START Dataset entries
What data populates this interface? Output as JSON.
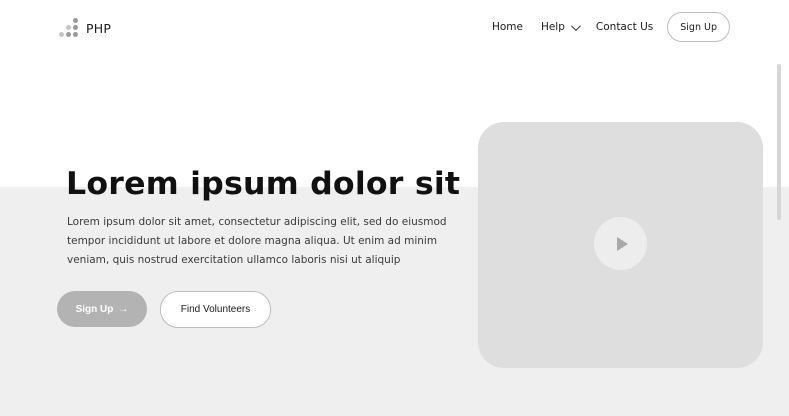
{
  "header": {
    "logo_text": "PHP",
    "nav": {
      "home": "Home",
      "help": "Help",
      "contact": "Contact Us",
      "signup": "Sign Up"
    }
  },
  "hero": {
    "title": "Lorem ipsum dolor sit",
    "description": "Lorem ipsum dolor sit amet, consectetur adipiscing elit, sed do eiusmod tempor incididunt ut labore et dolore magna aliqua. Ut enim ad minim veniam, quis nostrud exercitation ullamco laboris nisi ut aliquip",
    "primary_button": "Sign Up",
    "primary_arrow": "→",
    "secondary_button": "Find Volunteers"
  },
  "icons": {
    "logo": "dots-logo-icon",
    "help_chevron": "chevron-down-icon",
    "video": "play-icon"
  },
  "colors": {
    "band": "#efefef",
    "video_card": "#dedede",
    "primary_button": "#b3b3b3"
  }
}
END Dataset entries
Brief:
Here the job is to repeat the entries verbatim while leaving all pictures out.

Response:
What data populates this interface? Output as JSON.
{
  "header": {
    "logo_text": "PHP",
    "nav": {
      "home": "Home",
      "help": "Help",
      "contact": "Contact Us",
      "signup": "Sign Up"
    }
  },
  "hero": {
    "title": "Lorem ipsum dolor sit",
    "description": "Lorem ipsum dolor sit amet, consectetur adipiscing elit, sed do eiusmod tempor incididunt ut labore et dolore magna aliqua. Ut enim ad minim veniam, quis nostrud exercitation ullamco laboris nisi ut aliquip",
    "primary_button": "Sign Up",
    "primary_arrow": "→",
    "secondary_button": "Find Volunteers"
  },
  "icons": {
    "logo": "dots-logo-icon",
    "help_chevron": "chevron-down-icon",
    "video": "play-icon"
  },
  "colors": {
    "band": "#efefef",
    "video_card": "#dedede",
    "primary_button": "#b3b3b3"
  }
}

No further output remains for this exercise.